Louisville's revamped backcourt is already showing a toughness the Cardinals hope will serve them well as they prepare to defend their national championship.
No Louisville guard might be more resilient than junior Kevin Ware, still recovering from his horrific leg injury sustained during last year's NCAA tournament. Ware has yet to practice, but his rehab has progressed to the point where he plans to dress for the Cardinals' Nov. 9 opener against College of Charleston.
Until Ware returns, senior and leading scorer Russ Smith, junior transfer Chris Jones and freshman Terry Rozier are prepared to maintain Louisville's reputation for pressure defense. The Cardinals' newcomers also showed their offensive skills as they try to replace point guard Peyton Siva, whose floor leadership and defense were crucial in winning the title.
During Saturday's media day the attention was on Ware, who looked very happy shooting around with teammates as he works to get back on the court.
"I feel good," Ware said in his first appearance with the media since Louisville's win over Michigan in Atlanta in April. "I'm just ready for Nov. 9, honestly. I'm ready for the opener."
Ware is rehabbing six days a week with a regimen including defensive slide drills and jumping rope on one leg. He can now leg press 205 pounds.
He's ready to join Smith, Jones and Rozier in what could be one of the nation's deepest and strongest backcourts.
"I kind of feel like we're stacked at every position but the guard play is really going to dominant scoring the ball," Ware said. "I feel like all of us can get in the paint and draw fouls, but at the same time all of us can shoot the ball. It's going to be trouble for whoever's guarding us."
The newcomers led the Red team to a 70-65 win in Saturday's second intrasquad scrimmage. Jones had 24 points, 7 rebounds and 4 assists while Rozier had 14 points, 8 rebounds and 5 assists. Rozier's midcourt steal and subsequent dunk with 18 seconds remaining sealed the win.
Smith led the White team with 22 points and eight assists.
Cardinals coach Rick Pitino was pleased with his new players' tenacity, as they combined for 15 rebounds in the scrimmage.
"Those two guys, you don't look at their size. You look at the size of their heart," the coach said. "They're big-time players. I love those two kids."
Jones, a 5-foot-10 junior and last season's junior college player of the year, and Rozier, a 6-1 freshman, join Smith with the task of filling Siva's shoes.
"These are really tough kids," Pitino said. "These are not your run-of-the-mill guys where they bend. They're tough guys, every one of them. Chris Jones, Russ Smith, Terry Rozier, they are tough kids. They don't back down to anybody."
Pitino added that the trio's modest upbringings and relatively small statures have helped shape their tough court mentality.
"If you're growing up and your parents are giving you the keys to your BMW, you're probably not going to be too tough," he said. "When you don't have a whole lot in life, then you've got to fight for everything you get.

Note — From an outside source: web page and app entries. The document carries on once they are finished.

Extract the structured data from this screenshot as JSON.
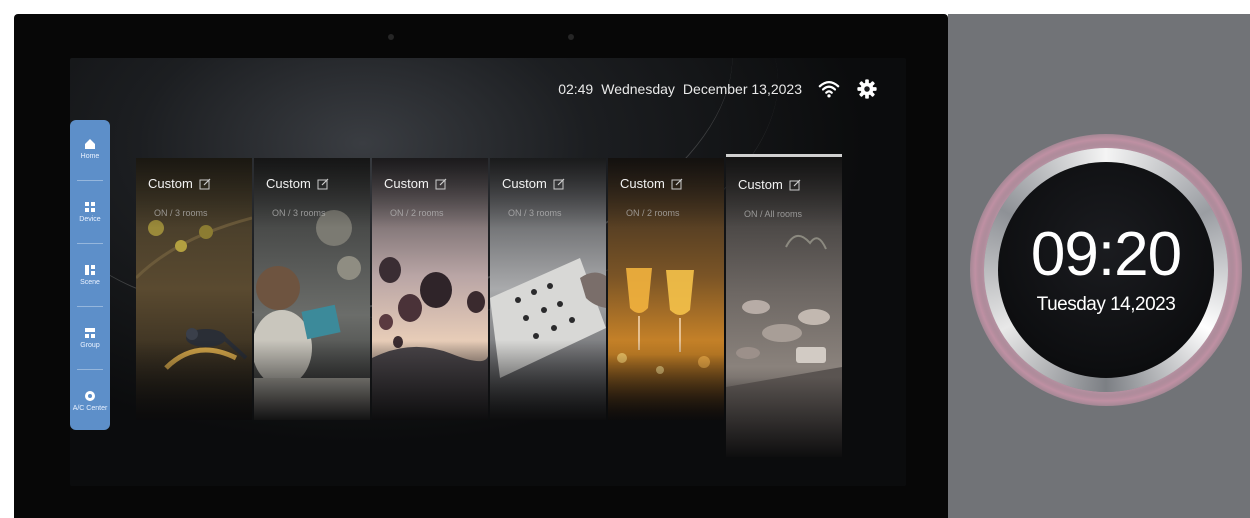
{
  "status": {
    "time": "02:49",
    "day": "Wednesday",
    "date": "December 13,2023",
    "wifi_icon": "wifi-icon",
    "settings_icon": "gear-icon"
  },
  "sidebar": {
    "color": "#5d8fc9",
    "items": [
      {
        "label": "Home",
        "icon": "home-icon"
      },
      {
        "label": "Device",
        "icon": "device-icon"
      },
      {
        "label": "Scene",
        "icon": "scene-icon"
      },
      {
        "label": "Group",
        "icon": "group-icon"
      },
      {
        "label": "A/C Center",
        "icon": "ac-icon"
      }
    ]
  },
  "cards": [
    {
      "title": "Custom",
      "subtitle": "ON / 3 rooms",
      "photo": "bird on branch"
    },
    {
      "title": "Custom",
      "subtitle": "ON / 3 rooms",
      "photo": "child with puzzle"
    },
    {
      "title": "Custom",
      "subtitle": "ON / 2 rooms",
      "photo": "hot air balloons"
    },
    {
      "title": "Custom",
      "subtitle": "ON / 3 rooms",
      "photo": "go board"
    },
    {
      "title": "Custom",
      "subtitle": "ON / 2 rooms",
      "photo": "wine glasses"
    },
    {
      "title": "Custom",
      "subtitle": "ON / All rooms",
      "photo": "table setting"
    }
  ],
  "knob": {
    "time": "09:20",
    "date": "Tuesday 14,2023"
  }
}
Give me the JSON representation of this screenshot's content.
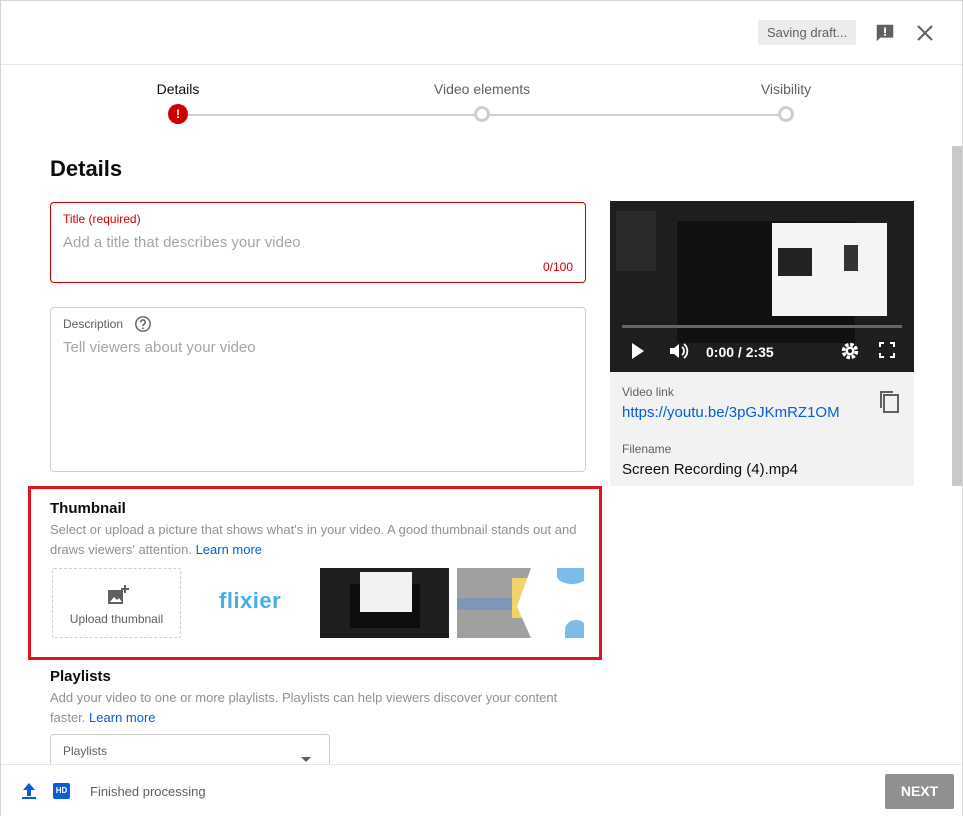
{
  "header": {
    "saving_label": "Saving draft...",
    "feedback_icon": "feedback-icon",
    "close_icon": "close-icon"
  },
  "stepper": {
    "steps": [
      {
        "label": "Details",
        "state": "error"
      },
      {
        "label": "Video elements",
        "state": "pending"
      },
      {
        "label": "Visibility",
        "state": "pending"
      }
    ]
  },
  "details": {
    "heading": "Details",
    "title_field": {
      "label": "Title (required)",
      "placeholder": "Add a title that describes your video",
      "value": "",
      "counter": "0/100"
    },
    "description_field": {
      "label": "Description",
      "placeholder": "Tell viewers about your video",
      "value": ""
    }
  },
  "preview": {
    "time": "0:00 / 2:35",
    "video_link_label": "Video link",
    "video_link": "https://youtu.be/3pGJKmRZ1OM",
    "filename_label": "Filename",
    "filename": "Screen Recording (4).mp4"
  },
  "thumbnail": {
    "title": "Thumbnail",
    "description": "Select or upload a picture that shows what's in your video. A good thumbnail stands out and draws viewers' attention.",
    "learn_more": "Learn more",
    "upload_label": "Upload thumbnail",
    "flixier_logo": "flixier",
    "highlight_color": "#e0141e"
  },
  "playlists": {
    "title": "Playlists",
    "description": "Add your video to one or more playlists. Playlists can help viewers discover your content faster.",
    "learn_more": "Learn more",
    "select_label": "Playlists"
  },
  "footer": {
    "hd_badge": "HD",
    "status": "Finished processing",
    "next_label": "NEXT"
  },
  "colors": {
    "error": "#cc0000",
    "link": "#065fd4",
    "next_disabled": "#909090"
  }
}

You're going to have toughness. These kids aren't growing up with silver spoons in their mouth."
Said Jones of his Memphis roots, "coming from where I'm from and always being the smallest guy, I had to be tough in my neighborhood. It's brought me a long way."
Tim Henderson, Louisville's walk-on famous for his two 3-pointers against Wichita State in the national semifinal win that propelled the Cardinals toward their third title, even got a shout-out from Pitino for his hustle Saturday that resulted in black eye that required an ice pack after the game.
Rozier sees that as encouraging for a backcourt trying to maintain its swagger.
"We've already got tough big men," Rozier said. "We've got guys like Chane (Behanan) and Montrezl (Harrell) so if you've got tough guards to go along with that, we'll be a tough team to beat."